* _Problem statement_:
All of the data should be given again word for word, though the images are to be left out.
+ + +
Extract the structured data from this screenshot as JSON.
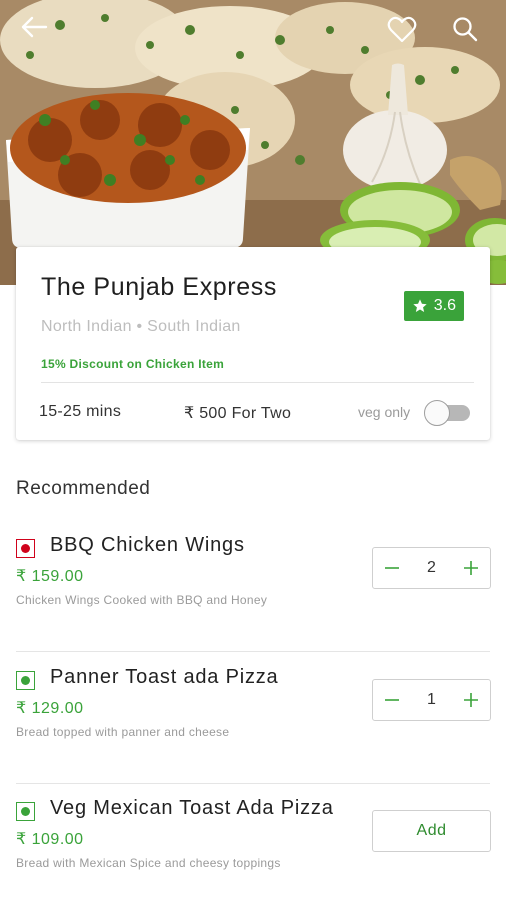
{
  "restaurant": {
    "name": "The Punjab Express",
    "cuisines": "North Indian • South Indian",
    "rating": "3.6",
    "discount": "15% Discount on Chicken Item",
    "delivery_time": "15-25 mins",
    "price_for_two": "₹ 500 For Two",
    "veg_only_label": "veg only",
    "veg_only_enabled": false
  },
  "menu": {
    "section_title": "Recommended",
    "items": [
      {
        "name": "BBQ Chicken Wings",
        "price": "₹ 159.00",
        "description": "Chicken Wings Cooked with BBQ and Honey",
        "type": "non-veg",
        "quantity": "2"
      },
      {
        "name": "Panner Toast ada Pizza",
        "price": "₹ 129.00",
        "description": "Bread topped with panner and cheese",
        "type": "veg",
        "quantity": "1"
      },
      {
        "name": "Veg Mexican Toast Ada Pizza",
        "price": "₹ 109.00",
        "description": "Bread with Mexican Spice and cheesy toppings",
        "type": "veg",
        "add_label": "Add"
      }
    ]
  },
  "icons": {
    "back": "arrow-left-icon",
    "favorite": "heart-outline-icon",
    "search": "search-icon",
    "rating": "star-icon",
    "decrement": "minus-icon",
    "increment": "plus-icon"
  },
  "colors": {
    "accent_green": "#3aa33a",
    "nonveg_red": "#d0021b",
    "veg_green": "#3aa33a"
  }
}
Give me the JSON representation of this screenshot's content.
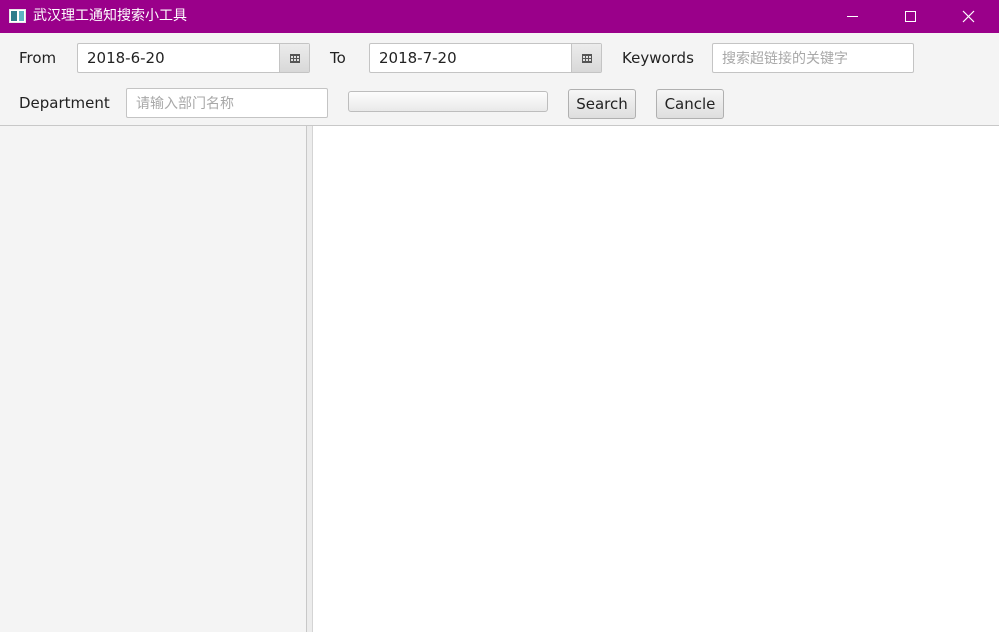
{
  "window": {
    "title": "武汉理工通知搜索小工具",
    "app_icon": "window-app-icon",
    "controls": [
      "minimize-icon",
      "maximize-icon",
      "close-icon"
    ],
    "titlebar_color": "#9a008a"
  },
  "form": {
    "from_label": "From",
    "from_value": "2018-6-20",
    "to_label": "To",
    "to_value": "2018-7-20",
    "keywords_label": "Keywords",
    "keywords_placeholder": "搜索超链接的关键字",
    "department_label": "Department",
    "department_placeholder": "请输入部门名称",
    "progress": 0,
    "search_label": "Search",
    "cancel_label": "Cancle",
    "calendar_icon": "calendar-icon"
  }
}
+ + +
* _Result of the exercise_:
Extract the structured data from this screenshot as JSON.
{
  "restaurant": {
    "name": "The Punjab Express",
    "cuisines": "North Indian • South Indian",
    "rating": "3.6",
    "discount": "15% Discount on Chicken Item",
    "delivery_time": "15-25 mins",
    "price_for_two": "₹ 500 For Two",
    "veg_only_label": "veg only",
    "veg_only_enabled": false
  },
  "menu": {
    "section_title": "Recommended",
    "items": [
      {
        "name": "BBQ Chicken Wings",
        "price": "₹ 159.00",
        "description": "Chicken Wings Cooked with BBQ and Honey",
        "type": "non-veg",
        "quantity": "2"
      },
      {
        "name": "Panner Toast ada Pizza",
        "price": "₹ 129.00",
        "description": "Bread topped with panner and cheese",
        "type": "veg",
        "quantity": "1"
      },
      {
        "name": "Veg Mexican Toast Ada Pizza",
        "price": "₹ 109.00",
        "description": "Bread with Mexican Spice and cheesy toppings",
        "type": "veg",
        "add_label": "Add"
      }
    ]
  },
  "icons": {
    "back": "arrow-left-icon",
    "favorite": "heart-outline-icon",
    "search": "search-icon",
    "rating": "star-icon",
    "decrement": "minus-icon",
    "increment": "plus-icon"
  },
  "colors": {
    "accent_green": "#3aa33a",
    "nonveg_red": "#d0021b",
    "veg_green": "#3aa33a"
  }
}
Give me the JSON representation of this screenshot's content.
{
  "window": {
    "title": "武汉理工通知搜索小工具",
    "app_icon": "window-app-icon",
    "controls": [
      "minimize-icon",
      "maximize-icon",
      "close-icon"
    ],
    "titlebar_color": "#9a008a"
  },
  "form": {
    "from_label": "From",
    "from_value": "2018-6-20",
    "to_label": "To",
    "to_value": "2018-7-20",
    "keywords_label": "Keywords",
    "keywords_placeholder": "搜索超链接的关键字",
    "department_label": "Department",
    "department_placeholder": "请输入部门名称",
    "progress": 0,
    "search_label": "Search",
    "cancel_label": "Cancle",
    "calendar_icon": "calendar-icon"
  }
}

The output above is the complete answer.